◆ WORK INSTRUCTION ◆
Take each line below that has "this" and copy it.

◆ TASK MATERIAL ◆
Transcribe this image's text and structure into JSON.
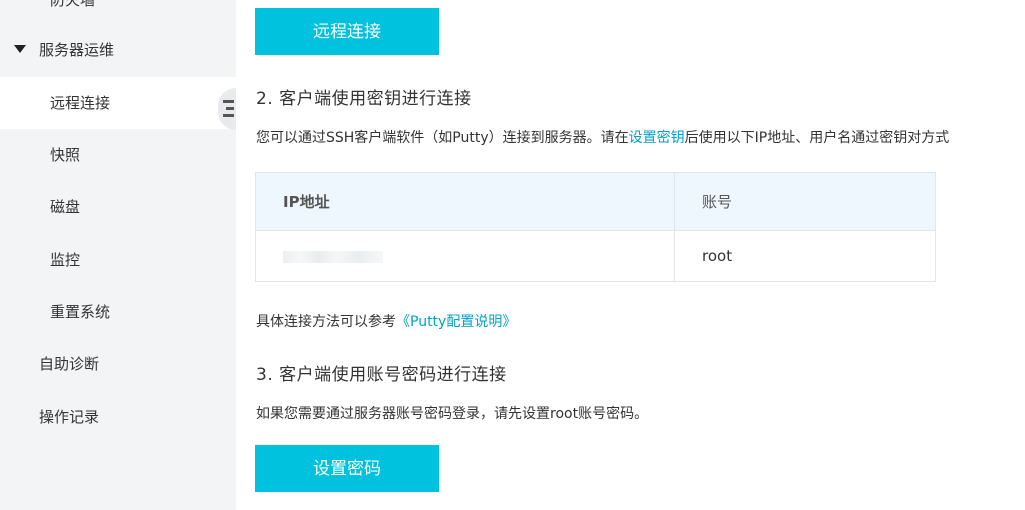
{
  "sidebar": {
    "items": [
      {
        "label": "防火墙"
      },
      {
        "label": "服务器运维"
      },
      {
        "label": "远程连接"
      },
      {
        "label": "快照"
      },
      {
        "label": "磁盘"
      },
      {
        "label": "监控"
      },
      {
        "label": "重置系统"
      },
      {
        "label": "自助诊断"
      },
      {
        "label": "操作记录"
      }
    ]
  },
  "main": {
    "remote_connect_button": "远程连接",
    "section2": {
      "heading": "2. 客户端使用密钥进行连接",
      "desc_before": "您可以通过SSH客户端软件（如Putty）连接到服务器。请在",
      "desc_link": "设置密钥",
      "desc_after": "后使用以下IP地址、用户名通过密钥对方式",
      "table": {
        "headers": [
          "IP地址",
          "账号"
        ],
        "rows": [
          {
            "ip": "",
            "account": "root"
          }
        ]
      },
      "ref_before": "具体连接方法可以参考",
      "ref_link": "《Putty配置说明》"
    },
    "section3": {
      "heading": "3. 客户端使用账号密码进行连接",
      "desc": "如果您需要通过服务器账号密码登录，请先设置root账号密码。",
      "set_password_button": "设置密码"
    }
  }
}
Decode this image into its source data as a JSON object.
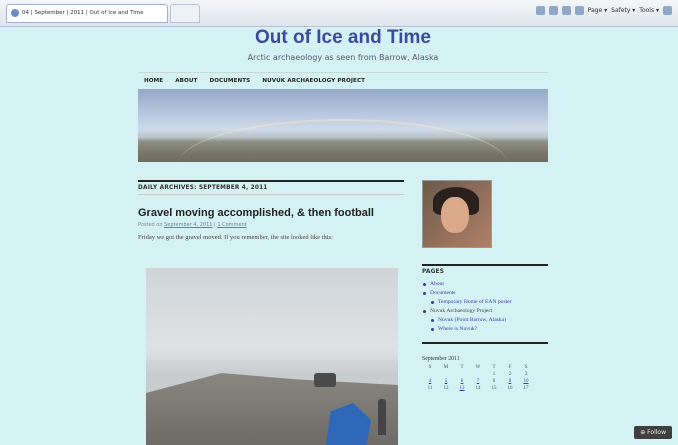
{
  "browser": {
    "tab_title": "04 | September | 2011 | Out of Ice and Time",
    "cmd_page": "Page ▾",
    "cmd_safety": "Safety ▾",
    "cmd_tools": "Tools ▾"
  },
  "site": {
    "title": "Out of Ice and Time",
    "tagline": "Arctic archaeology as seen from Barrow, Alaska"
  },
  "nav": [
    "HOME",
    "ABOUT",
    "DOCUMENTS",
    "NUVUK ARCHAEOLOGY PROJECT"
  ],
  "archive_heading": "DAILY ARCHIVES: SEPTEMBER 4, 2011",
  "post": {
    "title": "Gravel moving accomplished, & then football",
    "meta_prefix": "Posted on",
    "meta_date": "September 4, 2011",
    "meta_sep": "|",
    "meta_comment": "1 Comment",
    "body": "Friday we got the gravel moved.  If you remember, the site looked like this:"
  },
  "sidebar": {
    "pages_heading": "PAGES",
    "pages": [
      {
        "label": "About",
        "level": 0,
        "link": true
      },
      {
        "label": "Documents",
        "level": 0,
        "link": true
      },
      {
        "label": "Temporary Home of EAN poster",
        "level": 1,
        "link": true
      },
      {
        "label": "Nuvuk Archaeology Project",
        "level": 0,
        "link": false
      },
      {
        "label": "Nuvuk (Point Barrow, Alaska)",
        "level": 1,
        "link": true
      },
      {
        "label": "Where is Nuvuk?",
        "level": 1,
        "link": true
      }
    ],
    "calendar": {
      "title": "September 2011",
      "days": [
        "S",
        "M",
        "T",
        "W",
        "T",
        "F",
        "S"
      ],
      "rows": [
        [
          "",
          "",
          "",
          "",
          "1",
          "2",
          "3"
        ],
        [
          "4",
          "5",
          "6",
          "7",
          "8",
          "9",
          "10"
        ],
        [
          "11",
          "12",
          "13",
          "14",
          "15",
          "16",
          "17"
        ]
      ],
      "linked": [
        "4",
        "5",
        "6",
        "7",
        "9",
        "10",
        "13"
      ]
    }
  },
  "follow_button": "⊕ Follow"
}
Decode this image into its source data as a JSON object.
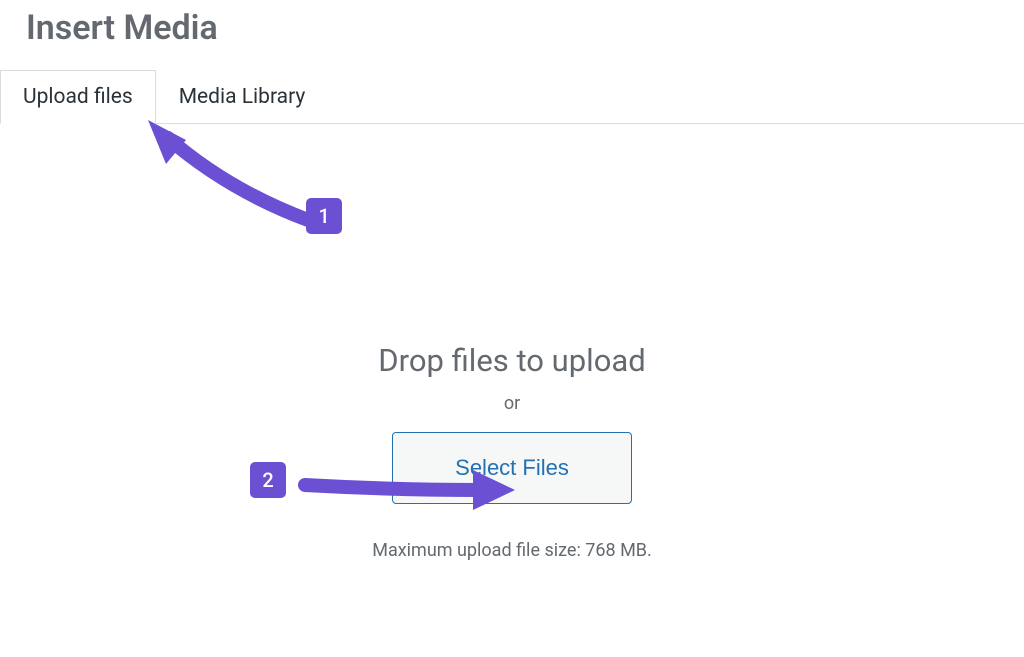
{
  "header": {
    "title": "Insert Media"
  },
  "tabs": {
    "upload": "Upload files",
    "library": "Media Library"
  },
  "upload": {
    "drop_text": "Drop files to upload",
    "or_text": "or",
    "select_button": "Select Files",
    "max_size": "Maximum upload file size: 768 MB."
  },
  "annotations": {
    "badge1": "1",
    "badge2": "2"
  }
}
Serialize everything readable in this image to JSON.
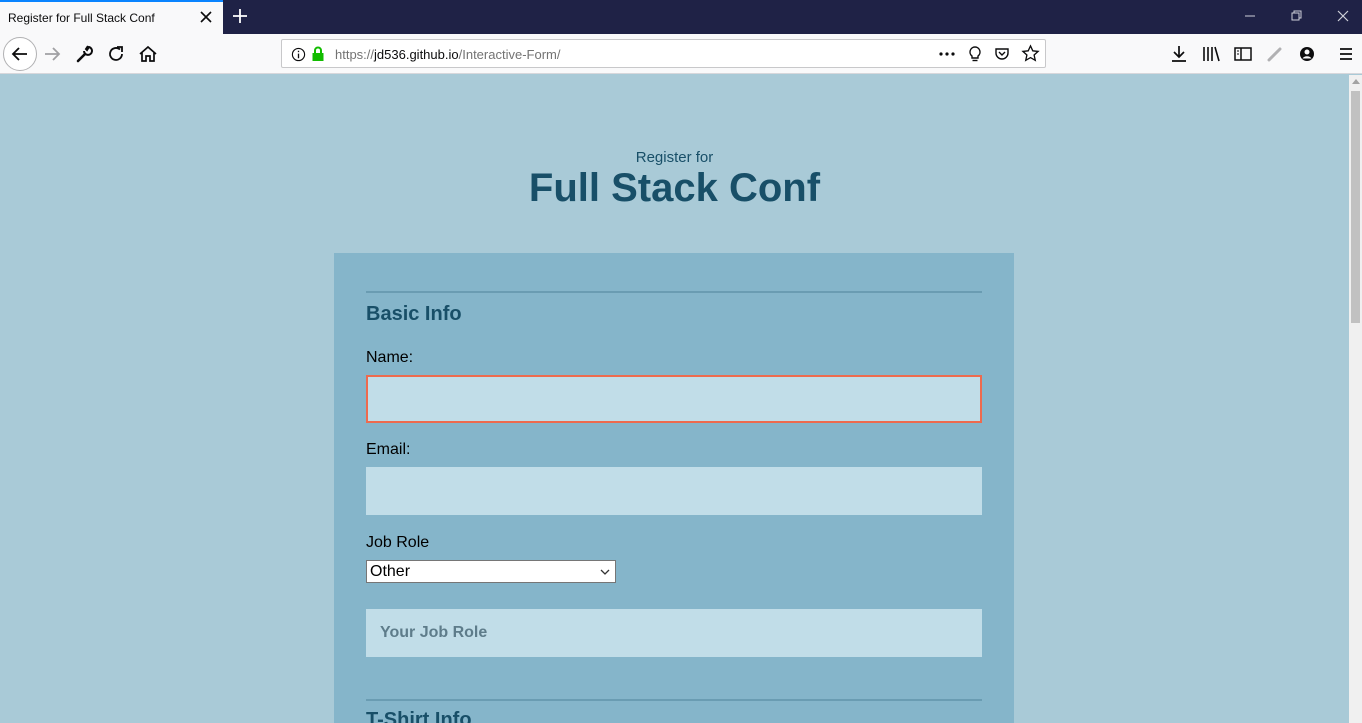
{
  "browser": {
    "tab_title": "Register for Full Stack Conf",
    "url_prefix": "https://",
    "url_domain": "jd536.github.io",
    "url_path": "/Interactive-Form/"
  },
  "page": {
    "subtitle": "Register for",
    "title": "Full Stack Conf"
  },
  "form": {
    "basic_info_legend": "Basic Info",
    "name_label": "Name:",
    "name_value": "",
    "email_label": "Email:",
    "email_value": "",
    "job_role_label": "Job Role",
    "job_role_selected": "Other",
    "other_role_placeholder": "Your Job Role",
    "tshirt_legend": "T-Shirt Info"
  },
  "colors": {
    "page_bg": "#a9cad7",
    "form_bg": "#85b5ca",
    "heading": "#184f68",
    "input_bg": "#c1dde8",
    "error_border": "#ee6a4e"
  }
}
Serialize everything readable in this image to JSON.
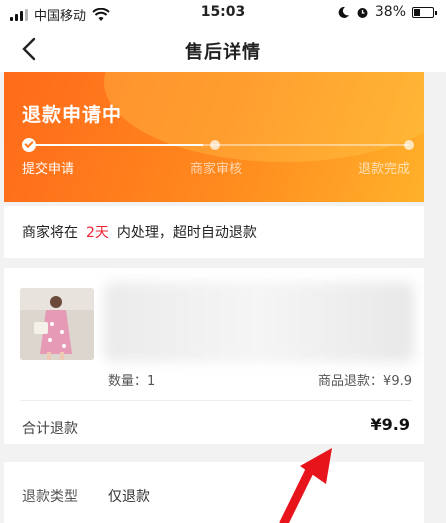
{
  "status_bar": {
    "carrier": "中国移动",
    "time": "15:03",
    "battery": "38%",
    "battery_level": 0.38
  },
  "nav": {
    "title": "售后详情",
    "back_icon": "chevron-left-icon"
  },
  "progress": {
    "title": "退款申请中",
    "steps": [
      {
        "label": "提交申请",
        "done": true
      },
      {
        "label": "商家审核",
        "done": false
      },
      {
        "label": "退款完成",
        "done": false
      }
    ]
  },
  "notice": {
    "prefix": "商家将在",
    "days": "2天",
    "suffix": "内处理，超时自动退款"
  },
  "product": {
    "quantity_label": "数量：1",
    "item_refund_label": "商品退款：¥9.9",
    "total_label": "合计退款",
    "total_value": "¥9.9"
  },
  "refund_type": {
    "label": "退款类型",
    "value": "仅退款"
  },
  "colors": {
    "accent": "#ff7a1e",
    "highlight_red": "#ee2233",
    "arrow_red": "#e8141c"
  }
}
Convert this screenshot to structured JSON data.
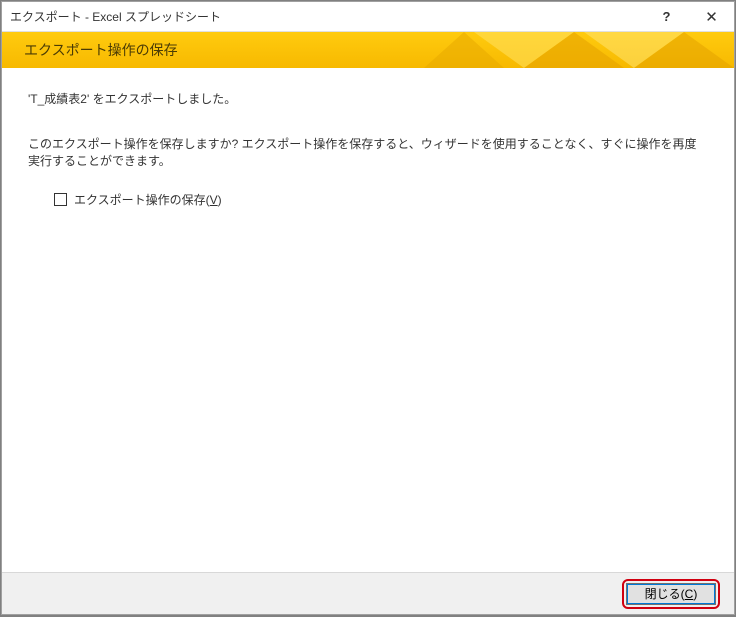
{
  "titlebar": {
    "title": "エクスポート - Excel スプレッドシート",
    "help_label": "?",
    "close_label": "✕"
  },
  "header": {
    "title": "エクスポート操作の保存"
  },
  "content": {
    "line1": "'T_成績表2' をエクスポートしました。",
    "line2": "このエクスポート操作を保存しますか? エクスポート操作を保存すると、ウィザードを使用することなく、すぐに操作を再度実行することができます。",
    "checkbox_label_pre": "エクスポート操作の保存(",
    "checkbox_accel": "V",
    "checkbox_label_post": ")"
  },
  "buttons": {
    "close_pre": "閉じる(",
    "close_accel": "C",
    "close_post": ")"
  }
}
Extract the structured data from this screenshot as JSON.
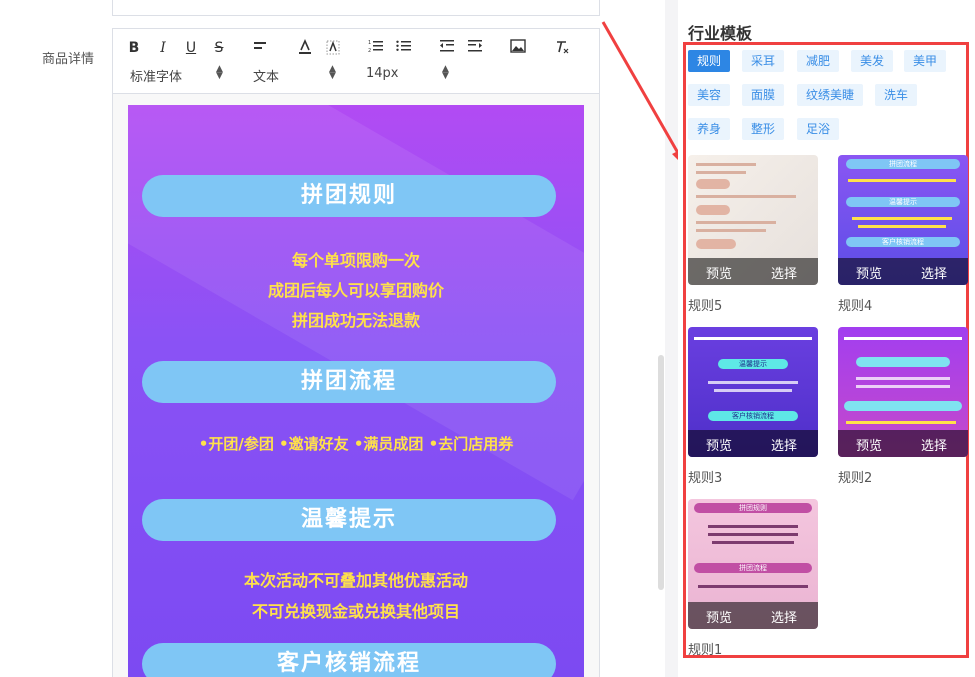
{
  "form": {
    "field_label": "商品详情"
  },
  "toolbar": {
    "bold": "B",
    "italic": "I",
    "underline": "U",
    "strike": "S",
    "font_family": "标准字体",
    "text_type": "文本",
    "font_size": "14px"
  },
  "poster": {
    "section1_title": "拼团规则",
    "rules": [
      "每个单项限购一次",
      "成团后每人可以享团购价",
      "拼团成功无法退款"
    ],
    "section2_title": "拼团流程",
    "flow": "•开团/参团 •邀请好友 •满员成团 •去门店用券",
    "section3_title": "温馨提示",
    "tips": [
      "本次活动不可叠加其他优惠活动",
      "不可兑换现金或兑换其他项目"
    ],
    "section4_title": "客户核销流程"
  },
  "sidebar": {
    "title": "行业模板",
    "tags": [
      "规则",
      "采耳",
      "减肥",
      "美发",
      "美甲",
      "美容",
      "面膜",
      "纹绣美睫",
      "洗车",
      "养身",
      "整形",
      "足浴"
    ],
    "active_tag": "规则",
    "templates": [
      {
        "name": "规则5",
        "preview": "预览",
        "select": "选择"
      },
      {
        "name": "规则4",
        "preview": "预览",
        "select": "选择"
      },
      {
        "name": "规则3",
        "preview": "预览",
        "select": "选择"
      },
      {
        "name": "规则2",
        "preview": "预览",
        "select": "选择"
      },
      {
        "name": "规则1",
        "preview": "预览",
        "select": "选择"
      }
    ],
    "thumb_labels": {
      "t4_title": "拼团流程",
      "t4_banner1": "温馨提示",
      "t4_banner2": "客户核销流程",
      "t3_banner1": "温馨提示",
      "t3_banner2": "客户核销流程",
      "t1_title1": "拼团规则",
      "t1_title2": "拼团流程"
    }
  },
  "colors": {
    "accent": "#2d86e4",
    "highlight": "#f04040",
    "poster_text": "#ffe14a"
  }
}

◆ PROBLEM SOLUTION ◆
Transcribe this image's text and structure into JSON.
Decode this image into its source data as a JSON object.
    "body": "Friday we got the gravel moved.  If you remember, the site looked like this:"
Decode this image into its source data as a JSON object.
Serialize everything readable in this image to JSON.
Serialize everything readable in this image to JSON.
Convert this screenshot to structured JSON data.
Extract the structured data from this screenshot as JSON.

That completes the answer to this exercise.